If you read or listen to almost anything about the Jesus Prayer, you will also often encounter the phrase, prayer of the heart. They sometimes seem to be used almost interchangeably, but they are not actually the same thing. I like the approach Khouria Frederica takes in distinguishing them.

The Jesus Prayer refers to the actual words of the prayer. By an act of volition or will, we choose to say those words. It can be somewhat mechanistic at first. The Jesus Prayer is a distinct discipline marked by act of repeating those words and it can be used to discuss the history of that specific discipline.

Prayer of the heart refers to the action of the Prayer, something that may occur, by God’s grace, within a person who diligently practices the Prayer.

The prayer “descends into heart” when, instead of simple mental repetition as an act of will, the prayer becomes effortless and spontaneous, flowing from your innermost being.

You discover that the Holy Spirit has been there, praying, all along. Then heart and soul, body and mind, memory and will, the very breath of life itself, everything that you have and are unites in gratitude and joy, tuned like a violin string to the name of Jesus.

Prayer of the heart is gift of the Spirit, not something we can control or force. I hesitate to say that I have experienced it, though I have experienced moments that sound similar to some of the descriptions. I’m a poor practitioner, though, and am well aware of my own capacity for self-delusion. I would never present myself as an example for anyone else to follow.

I do, however, have no doubts about the Jesus Prayer itself. In part, I think, that’s because it came to me before I had any intellectual understanding or knowledge of it. I discovered the Jesus Prayer was an ancient and enduring prayer tradition long after I discovered the Jesus Prayer. Unlike any other practice or discipline I have developed or tried over the years, this is not one I developed first in my intellect.

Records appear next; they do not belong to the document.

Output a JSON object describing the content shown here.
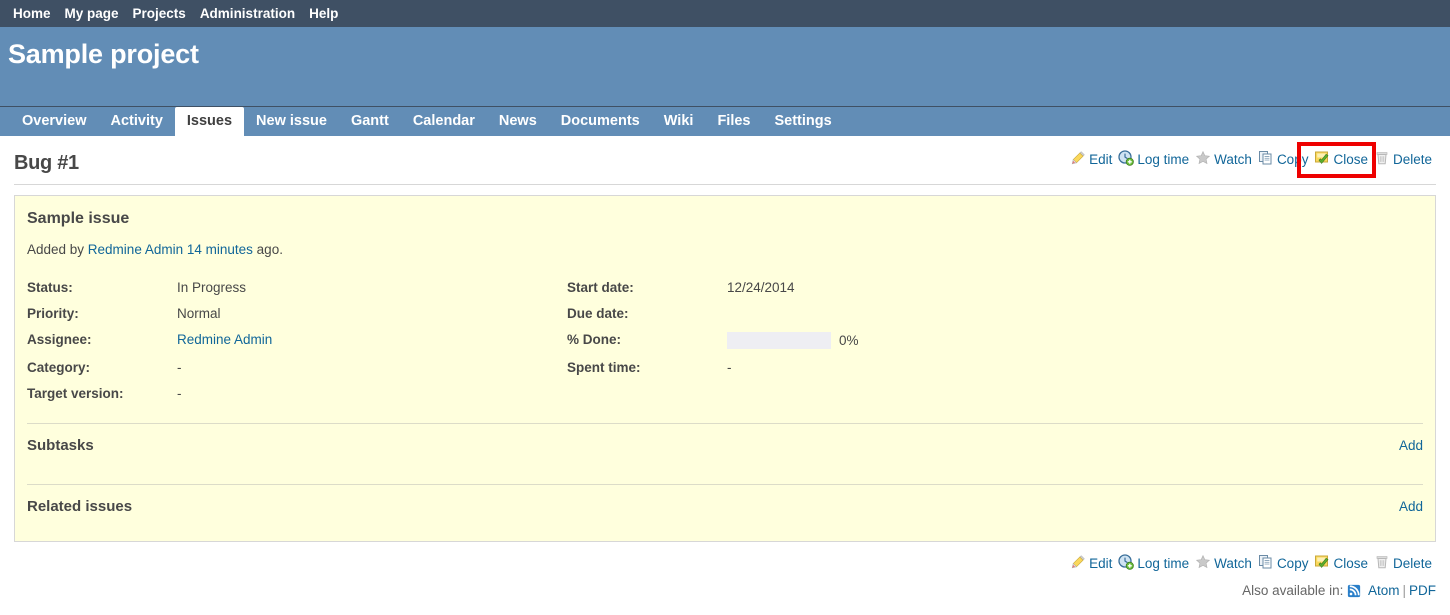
{
  "top_menu": {
    "items": [
      {
        "label": "Home",
        "name": "home"
      },
      {
        "label": "My page",
        "name": "my-page"
      },
      {
        "label": "Projects",
        "name": "projects"
      },
      {
        "label": "Administration",
        "name": "administration"
      },
      {
        "label": "Help",
        "name": "help"
      }
    ]
  },
  "header": {
    "project_title": "Sample project",
    "bg_color": "#628db6",
    "top_menu_color": "#3f5064"
  },
  "main_menu": {
    "tabs": [
      {
        "label": "Overview",
        "selected": false
      },
      {
        "label": "Activity",
        "selected": false
      },
      {
        "label": "Issues",
        "selected": true
      },
      {
        "label": "New issue",
        "selected": false
      },
      {
        "label": "Gantt",
        "selected": false
      },
      {
        "label": "Calendar",
        "selected": false
      },
      {
        "label": "News",
        "selected": false
      },
      {
        "label": "Documents",
        "selected": false
      },
      {
        "label": "Wiki",
        "selected": false
      },
      {
        "label": "Files",
        "selected": false
      },
      {
        "label": "Settings",
        "selected": false
      }
    ]
  },
  "issue": {
    "page_title": "Bug #1",
    "subject": "Sample issue",
    "added_by_prefix": "Added by ",
    "author": "Redmine Admin",
    "added_time": "14 minutes",
    "added_suffix": " ago.",
    "attributes": {
      "status_label": "Status:",
      "status_value": "In Progress",
      "priority_label": "Priority:",
      "priority_value": "Normal",
      "assignee_label": "Assignee:",
      "assignee_value": "Redmine Admin",
      "category_label": "Category:",
      "category_value": "-",
      "target_version_label": "Target version:",
      "target_version_value": "-",
      "start_date_label": "Start date:",
      "start_date_value": "12/24/2014",
      "due_date_label": "Due date:",
      "due_date_value": "",
      "done_label": "% Done:",
      "done_value": "0%",
      "done_percent": 0,
      "spent_time_label": "Spent time:",
      "spent_time_value": "-"
    },
    "subtasks": {
      "title": "Subtasks",
      "add_label": "Add"
    },
    "related_issues": {
      "title": "Related issues",
      "add_label": "Add"
    }
  },
  "toolbar": {
    "edit": "Edit",
    "log_time": "Log time",
    "watch": "Watch",
    "copy": "Copy",
    "close": "Close",
    "delete": "Delete",
    "highlight_color": "#ee0000",
    "highlighted_action": "Close"
  },
  "footer": {
    "also_available_in": "Also available in:",
    "atom": "Atom",
    "separator": "|",
    "pdf": "PDF"
  }
}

When I accepted the idea of breath prayers as a general concept from Bro. Lawrence and determined to attempt this discipline, this specific prayer immediately welled up from within me. It almost demanded that I pray it. I would try other prayers and find myself praying this one. And it never felt like something new. I’m not sure I can explain it, but it has always felt like the Jesus Prayer was consciously expressing the prayer within me of which I had not previously been consciously aware.

I suppose I would say the Jesus Prayer can unite our mind and heart, our intellect and nous, together in the Spirit. It’s a gift of God for our salvation.


Posted: February 20th, 2011 | Author: | Filed under: Faith | 30 Comments »

The video below uses two chairs to visually represent first the Protestant perspective of God and man, their relationship, and what it means to be saved. Using the same two chairs, the video then represents the Orthodox perspective of salvation. The common Protestant view is not misrepresented or distorted. I’ve heard the same thing from pulpits and read it in books. The stark comparison, though, again leaves me bemused why anyone would call the Protestant perspective “good news.”